* [Provided records]:

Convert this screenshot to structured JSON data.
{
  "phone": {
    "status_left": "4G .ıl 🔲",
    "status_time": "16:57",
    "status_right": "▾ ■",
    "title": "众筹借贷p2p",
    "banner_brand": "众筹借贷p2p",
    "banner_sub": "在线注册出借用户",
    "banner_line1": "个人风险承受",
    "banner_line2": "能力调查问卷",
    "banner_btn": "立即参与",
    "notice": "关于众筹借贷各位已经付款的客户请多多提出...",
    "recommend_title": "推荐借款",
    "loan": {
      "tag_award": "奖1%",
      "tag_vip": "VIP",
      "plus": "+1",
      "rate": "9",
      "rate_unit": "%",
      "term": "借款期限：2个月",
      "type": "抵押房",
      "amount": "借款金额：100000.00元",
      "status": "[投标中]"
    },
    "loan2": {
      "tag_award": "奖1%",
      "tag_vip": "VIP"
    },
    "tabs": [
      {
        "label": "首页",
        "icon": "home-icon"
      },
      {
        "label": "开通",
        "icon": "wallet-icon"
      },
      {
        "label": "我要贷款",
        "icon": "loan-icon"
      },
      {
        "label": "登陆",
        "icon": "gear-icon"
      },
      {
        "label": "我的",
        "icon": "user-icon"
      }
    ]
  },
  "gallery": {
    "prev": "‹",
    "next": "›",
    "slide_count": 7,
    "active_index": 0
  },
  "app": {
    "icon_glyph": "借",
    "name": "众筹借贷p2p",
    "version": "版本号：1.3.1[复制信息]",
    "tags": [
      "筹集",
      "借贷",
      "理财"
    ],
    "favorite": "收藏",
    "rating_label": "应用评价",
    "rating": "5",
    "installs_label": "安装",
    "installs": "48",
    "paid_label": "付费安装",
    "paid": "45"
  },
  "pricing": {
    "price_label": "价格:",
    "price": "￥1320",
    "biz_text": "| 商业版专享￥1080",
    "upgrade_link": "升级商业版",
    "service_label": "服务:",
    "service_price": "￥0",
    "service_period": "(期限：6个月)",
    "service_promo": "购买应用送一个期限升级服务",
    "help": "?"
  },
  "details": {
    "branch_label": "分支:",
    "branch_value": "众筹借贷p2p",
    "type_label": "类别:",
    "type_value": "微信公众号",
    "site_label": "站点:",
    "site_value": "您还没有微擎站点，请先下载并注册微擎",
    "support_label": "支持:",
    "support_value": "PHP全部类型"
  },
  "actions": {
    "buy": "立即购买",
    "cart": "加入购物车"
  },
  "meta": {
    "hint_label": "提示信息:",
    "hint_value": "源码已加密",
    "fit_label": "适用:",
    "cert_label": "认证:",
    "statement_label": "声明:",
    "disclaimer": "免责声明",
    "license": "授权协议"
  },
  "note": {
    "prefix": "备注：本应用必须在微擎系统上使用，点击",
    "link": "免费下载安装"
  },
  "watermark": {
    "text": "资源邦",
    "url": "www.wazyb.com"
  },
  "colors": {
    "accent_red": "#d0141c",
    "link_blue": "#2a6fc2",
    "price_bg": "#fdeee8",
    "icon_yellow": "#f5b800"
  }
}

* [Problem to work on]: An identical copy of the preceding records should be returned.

* [Answer area]:
Convert this screenshot to structured JSON data.
{
  "phone": {
    "status_left": "4G .ıl 🔲",
    "status_time": "16:57",
    "status_right": "▾ ■",
    "title": "众筹借贷p2p",
    "banner_brand": "众筹借贷p2p",
    "banner_sub": "在线注册出借用户",
    "banner_line1": "个人风险承受",
    "banner_line2": "能力调查问卷",
    "banner_btn": "立即参与",
    "notice": "关于众筹借贷各位已经付款的客户请多多提出...",
    "recommend_title": "推荐借款",
    "loan": {
      "tag_award": "奖1%",
      "tag_vip": "VIP",
      "plus": "+1",
      "rate": "9",
      "rate_unit": "%",
      "term": "借款期限：2个月",
      "type": "抵押房",
      "amount": "借款金额：100000.00元",
      "status": "[投标中]"
    },
    "loan2": {
      "tag_award": "奖1%",
      "tag_vip": "VIP"
    },
    "tabs": [
      {
        "label": "首页",
        "icon": "home-icon"
      },
      {
        "label": "开通",
        "icon": "wallet-icon"
      },
      {
        "label": "我要贷款",
        "icon": "loan-icon"
      },
      {
        "label": "登陆",
        "icon": "gear-icon"
      },
      {
        "label": "我的",
        "icon": "user-icon"
      }
    ]
  },
  "gallery": {
    "prev": "‹",
    "next": "›",
    "slide_count": 7,
    "active_index": 0
  },
  "app": {
    "icon_glyph": "借",
    "name": "众筹借贷p2p",
    "version": "版本号：1.3.1[复制信息]",
    "tags": [
      "筹集",
      "借贷",
      "理财"
    ],
    "favorite": "收藏",
    "rating_label": "应用评价",
    "rating": "5",
    "installs_label": "安装",
    "installs": "48",
    "paid_label": "付费安装",
    "paid": "45"
  },
  "pricing": {
    "price_label": "价格:",
    "price": "￥1320",
    "biz_text": "| 商业版专享￥1080",
    "upgrade_link": "升级商业版",
    "service_label": "服务:",
    "service_price": "￥0",
    "service_period": "(期限：6个月)",
    "service_promo": "购买应用送一个期限升级服务",
    "help": "?"
  },
  "details": {
    "branch_label": "分支:",
    "branch_value": "众筹借贷p2p",
    "type_label": "类别:",
    "type_value": "微信公众号",
    "site_label": "站点:",
    "site_value": "您还没有微擎站点，请先下载并注册微擎",
    "support_label": "支持:",
    "support_value": "PHP全部类型"
  },
  "actions": {
    "buy": "立即购买",
    "cart": "加入购物车"
  },
  "meta": {
    "hint_label": "提示信息:",
    "hint_value": "源码已加密",
    "fit_label": "适用:",
    "cert_label": "认证:",
    "statement_label": "声明:",
    "disclaimer": "免责声明",
    "license": "授权协议"
  },
  "note": {
    "prefix": "备注：本应用必须在微擎系统上使用，点击",
    "link": "免费下载安装"
  },
  "watermark": {
    "text": "资源邦",
    "url": "www.wazyb.com"
  },
  "colors": {
    "accent_red": "#d0141c",
    "link_blue": "#2a6fc2",
    "price_bg": "#fdeee8",
    "icon_yellow": "#f5b800"
  }
}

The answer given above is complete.